So as a Republican leader, you’re trapped between a rock and a hard place. You’re caught between Scylla and Charybdis, between the devil and the deep blue sea. You’re damned if you do and …. well you get the point. The longer you stay where you are, the greater the damage to your party’s future. But if you try to reposition yourself, you alienate a good portion of the current GOP coalition.
You could, I suppose, just keep your head down and your mouth shut and hope nobody notices. In fact, as NPR reports:
“Those defending (the Defense of Marriage Act) have been strangely unwilling to make their arguments outside of the court. House Speaker John Boehner, R-Ohio, declined to be interviewed for this article, as did (lead attorney Paul) Clement and leading House members who voted for the law.

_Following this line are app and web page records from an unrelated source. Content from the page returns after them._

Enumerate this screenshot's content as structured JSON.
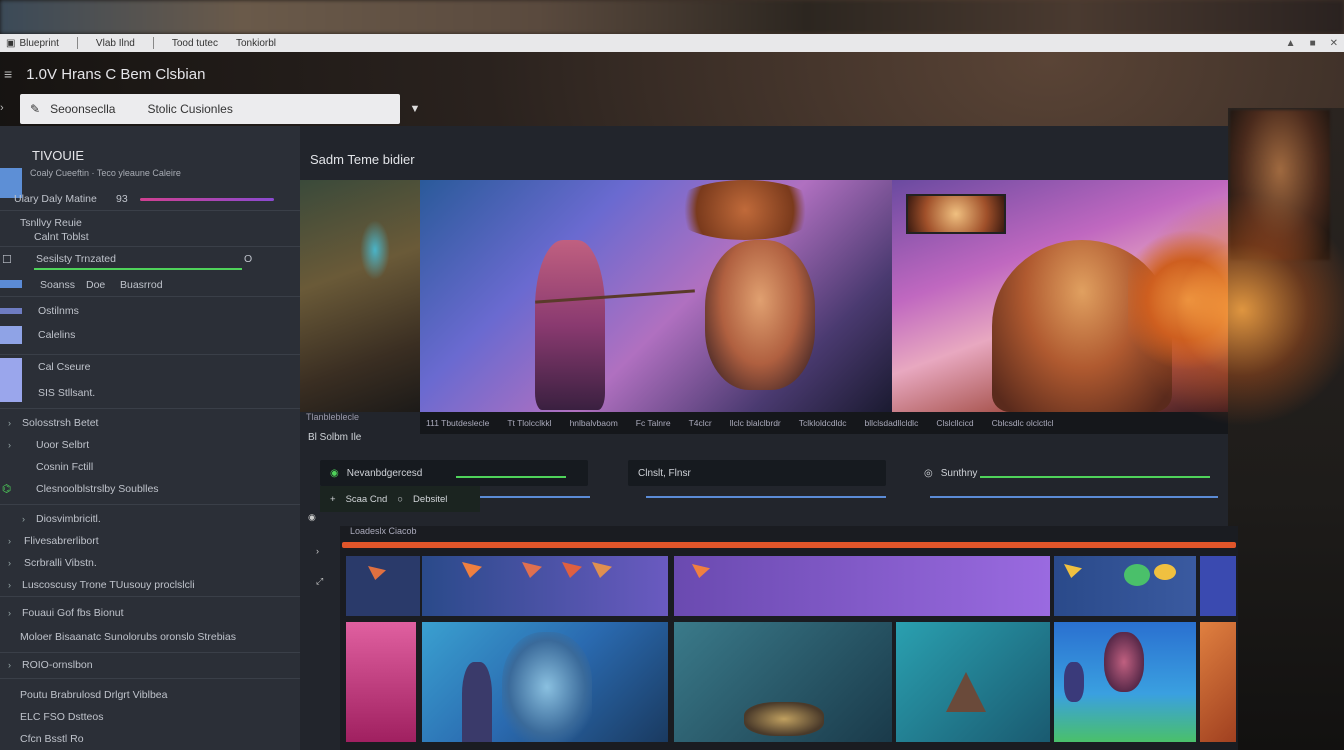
{
  "tabbar": {
    "tabs": [
      "Blueprint",
      "Vlab Ilnd",
      "Tood tutec",
      "Tonkiorbl"
    ],
    "window_icons": [
      "▲",
      "■",
      "✕"
    ]
  },
  "header": {
    "title": "1.0V Hrans C Bem Clsbian"
  },
  "toolbar": {
    "search_value": "Seoonseclla",
    "search_hint": "Stolic Cusionles"
  },
  "sidebar": {
    "section_title": "TIVOUIE",
    "section_sub": "Coaly Cueeftin   ·   Teco yleaune   Caleire",
    "rows": [
      {
        "label": "Ulary Daly Matine",
        "value": "93"
      },
      {
        "label": "Tsnllvy Reuie",
        "value": ""
      },
      {
        "label": "Calnt Toblst",
        "value": ""
      },
      {
        "label": "Sesilsty Trnzated",
        "value": "O"
      },
      {
        "label": "Soanss",
        "value": "Doe"
      },
      {
        "label": "Buasrrod",
        "value": ""
      },
      {
        "label": "Ostilnms",
        "value": ""
      },
      {
        "label": "Calelins",
        "value": ""
      },
      {
        "label": "Cal Cseure",
        "value": ""
      },
      {
        "label": "SIS Stllsant.",
        "value": ""
      },
      {
        "label": "Solosstrsh Betet",
        "value": ""
      },
      {
        "label": "Uoor Selbrt",
        "value": ""
      },
      {
        "label": "Cosnin Fctill",
        "value": ""
      },
      {
        "label": "Clesnoolblstrslby Soublles",
        "value": ""
      },
      {
        "label": "Diosvimbricitl.",
        "value": ""
      },
      {
        "label": "Flivesabrerlibort",
        "value": ""
      },
      {
        "label": "Scrbralli Vibstn.",
        "value": ""
      },
      {
        "label": "Luscoscusy Trone TUusouy proclslcli",
        "value": ""
      },
      {
        "label": "Fouaui Gof fbs Bionut",
        "value": ""
      },
      {
        "label": "Moloer Bisaanatc Sunolorubs oronslo Strebias",
        "value": ""
      },
      {
        "label": "ROIO-ornslbon",
        "value": ""
      },
      {
        "label": "Poutu Brabrulosd Drlgrt Viblbea",
        "value": ""
      },
      {
        "label": "ELC FSO Dstteos",
        "value": ""
      },
      {
        "label": "Cfcn Bsstl Ro",
        "value": ""
      }
    ]
  },
  "viewer": {
    "title": "Sadm Teme bidier",
    "timecodes": [
      "111 Tbutdeslecle",
      "Tt Tlolcclkkl",
      "hnlbalvbaom",
      "Fc Talnre",
      "T4clcr",
      "llclc blalclbrdr",
      "Tclkloldcdldc",
      "bllclsdadllcldlc",
      "Clslcllcicd",
      "Cblcsdlc olclctlcl"
    ],
    "below_left": "Tlanbleblecle"
  },
  "track_controls": {
    "left_label": "Bl Solbm Ile",
    "clip_a": "Nevanbdgercesd",
    "clip_b_icon": "+",
    "clip_b_label": "Scaa Cnd",
    "clip_b_value": "Debsitel",
    "mid": "Clnslt, Flnsr",
    "right": "Sunthny"
  },
  "timeline": {
    "header": "Loadeslx Ciacob"
  },
  "colors": {
    "accent_green": "#4fd35a",
    "accent_blue": "#5b8bd6",
    "playhead_orange": "#e0552a",
    "panel_bg": "#22252c",
    "sidebar_bg": "#2b2f37"
  }
}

Even Sen. Orrin Hatch, R-Utah, who filed a friend of the court brief supporting DOMA, was unavailable for an interview.”
That silence is even more telling when you consider that Boehner and his fellow House Republicans are spending millions of taxpayer dollars to finance their legal effort to salvage DOMA before the Supreme Court. Even when Boehner does address the issue, as he reluctantly did last week, he does so dispassionately, preferring to cast it in strictly legal terms:
“In our system of government, the administration doesn’t get to decide what’s constitutional. The Supreme Court does. Our financing the lawsuit was to make sure that the proper forum was used to make sure that we know what’s constitutional and what isn’t.”
There’s a certain karma to all of this. For years, Republicans have highlighted this issue to milk as much political advantage from it as possible. In 2004, for example, they pushed an amendment to the Georgia constitution banning gay marriage in the state, as if they were fending off hordes of rainbow-flag-waving activists. It was a populist act of defiance, akin to the 1956 decision by Georgia legislators to add the Confederate battle emblem to the state flag as a protest against desegregation.
And it will prove just as effective in the long run.
– Jay Bookman